This summer, high above the Amazon rainforest in Peru, a team of scientists and technicians conducted an ambitious experiment using a pioneering technology. Deploying a pair of sweeping lasers that sent 400,000 pulses per second toward the ground, as well as an imaging spectrometer that could detect the chemical and light-reflecting properties of individual plants and trees 7,000 feet below, the researchers were able to instantaneously gather a vast amount of information about the unexplored tracts of cloud forest that passed beneath their airplane.
Conceived by Greg Asner, a scientist at the Carnegie Institution for Science, the new system — known as AToMS, or the Airborne Taxonomic Mapping System — has the potential to transform how tropical forest research is
conducted. By combining several breakthrough technologies, Asner and his colleagues can capture detailed images of individual trees at a rate of 500,000 or more per minute, enabling them to create a high-resolution, three-dimensional map of the physical structure of the forest, as well as its chemical and optical properties. In Peru, the scientists hoped to not only determine what tree species lay below, but also to gauge how the ecosystem was responding to last year’s drought — the worst ever recorded in the Amazon — as well as help Peru develop a better mechanism for monitoring deforestation and degradation.

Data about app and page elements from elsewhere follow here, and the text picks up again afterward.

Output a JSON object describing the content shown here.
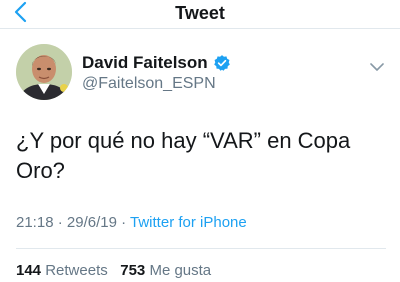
{
  "navbar": {
    "title": "Tweet",
    "back_icon": "chevron-left-icon"
  },
  "author": {
    "display_name": "David Faitelson",
    "handle": "@Faitelson_ESPN",
    "verified": true,
    "verified_icon": "verified-badge-icon"
  },
  "tweet": {
    "text": "¿Y por qué no hay “VAR” en Copa Oro?",
    "time": "21:18",
    "date": "29/6/19",
    "separator": "·",
    "source": "Twitter for iPhone"
  },
  "stats": {
    "retweets_count": "144",
    "retweets_label": "Retweets",
    "likes_count": "753",
    "likes_label": "Me gusta"
  },
  "colors": {
    "accent": "#1da1f2",
    "text": "#14171a",
    "secondary": "#657786",
    "divider": "#e1e8ed"
  }
}
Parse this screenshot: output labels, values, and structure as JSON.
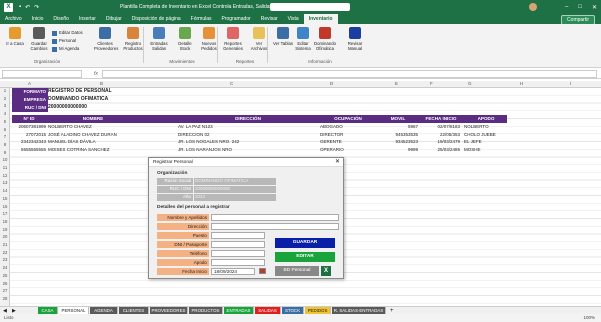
{
  "titlebar": {
    "app_icon": "excel-logo",
    "title": "Plantilla Completa de Inventario en Excel Controla Entradas, Salidas y Stock Facilmente - ..."
  },
  "menu": {
    "tabs": [
      "Archivo",
      "Inicio",
      "Diseño",
      "Insertar",
      "Dibujar",
      "Disposición de página",
      "Fórmulas",
      "Programador",
      "Revisar",
      "Vista",
      "Inventario"
    ],
    "active": "Inventario",
    "share": "Compartir"
  },
  "ribbon": {
    "buttons": [
      {
        "label": "Ir a Casa",
        "icon": "home-icon",
        "color": "#e69b2e"
      },
      {
        "label": "Guardar Cambios",
        "icon": "save-icon",
        "color": "#5a5a5a"
      },
      {
        "label": "Clientes Proveedores",
        "icon": "people-icon",
        "color": "#3a6ea5"
      },
      {
        "label": "Registro Productos",
        "icon": "box-icon",
        "color": "#d9843b"
      },
      {
        "label": "Entradas Salidas",
        "icon": "transfer-icon",
        "color": "#4a7ebb"
      },
      {
        "label": "Detalle Stock",
        "icon": "stock-icon",
        "color": "#6aa84f"
      },
      {
        "label": "Nuevos Pedidos",
        "icon": "order-icon",
        "color": "#e69138"
      },
      {
        "label": "Reportes Generales",
        "icon": "report-icon",
        "color": "#e06666"
      },
      {
        "label": "Ver Archivos",
        "icon": "folder-icon",
        "color": "#e8c15a"
      },
      {
        "label": "Ver Tablas",
        "icon": "table-icon",
        "color": "#3a6ea5"
      },
      {
        "label": "Editar Sistema",
        "icon": "edit-icon",
        "color": "#3d85c6"
      },
      {
        "label": "Dominando Ofimática",
        "icon": "globe-icon",
        "color": "#c0392b"
      },
      {
        "label": "Revisar Manual",
        "icon": "help-icon",
        "color": "#1a3fa0"
      }
    ],
    "small_items": [
      "Editar Datos",
      "Personal",
      "Mi Agenda"
    ],
    "groups": [
      "Organización",
      "Movimientos",
      "Reportes",
      "Información"
    ]
  },
  "grid": {
    "columns": [
      "A",
      "B",
      "C",
      "D",
      "E",
      "F",
      "G",
      "H",
      "I"
    ],
    "rows": [
      "1",
      "2",
      "3",
      "4",
      "5",
      "6",
      "7",
      "8",
      "9",
      "10",
      "11",
      "12",
      "13",
      "14",
      "15",
      "16",
      "17",
      "18",
      "19",
      "20",
      "21",
      "22",
      "23",
      "24",
      "25",
      "26",
      "27",
      "28"
    ]
  },
  "header_info": {
    "formato_label": "FORMATO",
    "formato_value": "REGISTRO DE PERSONAL",
    "empresa_label": "EMPRESA",
    "empresa_value": "DOMINANDO OFIMATICA",
    "ruc_label": "RUC / DNI",
    "ruc_value": "20000000000000"
  },
  "table": {
    "headers": [
      "N° ID",
      "NOMBRE",
      "DIRECCIÓN",
      "OCUPACIÓN",
      "MOVIL",
      "FECHA INICIO",
      "APODO"
    ],
    "rows": [
      [
        "20607381999",
        "NOLBERTO CHAVEZ",
        "AV. LA PAZ N123",
        "ABOGADO",
        "5967",
        "02/07/8183",
        "NOLBERTO"
      ],
      [
        "27072015",
        "JOSÉ ALADINO CHAVEZ DURAN",
        "DIRECCION 02",
        "DIRECTOR",
        "945353535",
        "22/05/353",
        "CHOLO JUEBE"
      ],
      [
        "2342342343",
        "MANUEL DÍAS DÁVILA",
        "JR. LOS NOGALES NRO. 242",
        "GERENTE",
        "934523523",
        "19/03/2479",
        "EL JEFE"
      ],
      [
        "5555555555",
        "MOISES COTRINA SANCHEZ",
        "JR. LOS NARANJOS NRO",
        "OPERARIO",
        "9999",
        "25/03/2485",
        "MOSHE"
      ]
    ]
  },
  "dialog": {
    "title": "Registrar Personal",
    "org_section": "Organización",
    "org_fields": [
      {
        "label": "Razón Social",
        "value": "DOMINANDO OFIMATICA"
      },
      {
        "label": "RUC / DNI",
        "value": "20000000000000"
      },
      {
        "label": "Año",
        "value": "2024"
      }
    ],
    "details_section": "Detalles del personal a registrar",
    "fields": [
      {
        "label": "Nombre y Apellidos",
        "value": ""
      },
      {
        "label": "Dirección",
        "value": ""
      },
      {
        "label": "Puesto",
        "value": ""
      },
      {
        "label": "DNI / Pasaporte",
        "value": ""
      },
      {
        "label": "Teléfono",
        "value": ""
      },
      {
        "label": "Apodo",
        "value": ""
      },
      {
        "label": "Fecha Inicio",
        "value": "18/09/2024"
      }
    ],
    "buttons": {
      "guardar": "GUARDAR",
      "editar": "EDITAR",
      "bd": "BD Personal"
    }
  },
  "sheets": [
    {
      "name": "CASA",
      "color": "#19a33b",
      "text": "#fff"
    },
    {
      "name": "PERSONAL",
      "color": "#ffffff",
      "text": "#222"
    },
    {
      "name": "AGENDA",
      "color": "#5a5a5a",
      "text": "#fff"
    },
    {
      "name": "CLIENTES",
      "color": "#5a5a5a",
      "text": "#fff"
    },
    {
      "name": "PROVEEDORES",
      "color": "#5a5a5a",
      "text": "#fff"
    },
    {
      "name": "PRODUCTOS",
      "color": "#5a5a5a",
      "text": "#fff"
    },
    {
      "name": "ENTRADAS",
      "color": "#19a33b",
      "text": "#fff"
    },
    {
      "name": "SALIDAS",
      "color": "#e02020",
      "text": "#fff"
    },
    {
      "name": "STOCK",
      "color": "#3a6ea5",
      "text": "#fff"
    },
    {
      "name": "PEDIDOS",
      "color": "#f1c232",
      "text": "#222"
    },
    {
      "name": "R. SALIDAS-ENTRADAS",
      "color": "#5a5a5a",
      "text": "#fff"
    }
  ],
  "status": {
    "ready": "Listo",
    "zoom": "100%"
  }
}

Asner’s new system, a significant advance on the so-called Carnegie Airborne Observatory (CAO) that he originally developed in 2006, could also play a vital role in global forestry in the decades ahead. The technology could help alleviate uncertainty about carbon emissions from deforestation and different forms of forest management, both of which are critical to the emerging policy of REDD (Reducing Emissions form Deforestation and Forest Degradation), a UN program that aims to compensate tropical countries for preserving their forests.
“The whole idea was to measure each of the things plant ecologists measure on the ground to evaluate biodiversity,” said Asner, as he flew over the Amazonian cloud forest. Asner is now helping the National Science Foundation develop an airplane with this suite of monitoring technologies, and is in talks with NASA about equipping a satellite with the system.
The sensors detect dozens of chemical signals and can distinguish individual plant species.
One of the key technologies Asner uses is known as LiDAR, which employs two powerful lasers to blast through canopy vegetation, reach the forest floor, and return a wealth of information about the forest’s structure. Depending on the aircraft’s altitude, sensors can map the forest at resolutions ranging from 10 centimeters to one meter, fine enough to “see” understory shrubs and epiphytes in tree crowns. LiDAR is also very good for measuring aboveground biomass, or the amount of carbon stored in a forest’s vegetation. It can also detect surface elevations to identify watersheds and waterways.
To truly understand an ecosystem, however, scientists need to know more about its characteristics, including aspects that can’t be been with the naked eye. This is where Asner’s CAO really sets itself apart, using newly developed sensors — built by engineers at NASA’s Jet Propulsion Laboratory — that can detect
dozens of signals, including photosynthetic pigment concentrations, water content of leaves, defense compounds like phenols, structural compounds such as lignin and cellulose, as well as phosphorous and other micronutrients — all of which can be used to build signatures to distinguish individual plant species, as well as other measures of forest condition. The result, using the so-called VSWIR Imaging Spectrometer, is a system that can map the chemical and spectral attributes of a forest that may have more than 200 species of trees in a single hectare.
“When leaves interact with sunlight, the compounds bend, stretch, and vibrate at different patterns and rates,” said Asner. “These different rates led to different scattering of light. The spectrometer picks up on this and we’ve been able to deduce chemicals from these signatures.”
But for the CAO to accurately assess biodiversity, Asner’s team has to first do the groundwork by creating a database of the chemical and spectral properties of various plants, which are then fed into the CAO’s library of information on individual plant species. These are then correlated with the data collected by the CAO’s various sensors. In the Amazon, Asner and his team conducted extensive, on-the-ground work to compile information on nearly 5,000 plant species. “We have the best team of tree climbers in the world,” said Asner. “They can climb 75 trees a day, conducting full sampling.”
The aircraft that carries the system allows Asner’s team to map very large areas, sometimes more than 49,000 hectares (120,000 acres) a day. In 2009, using an older, less sophisticated version of the system, Asner mapped 4.3 million hectares of Peru’s Madre de Dios region. Now he is working on a bigger scale: nearly the entire Peruvian Amazon. After this, he goes to Colombia and Panama.
“We’re looking at biodiversity in regions that have never been put down on the science map,” said Asner.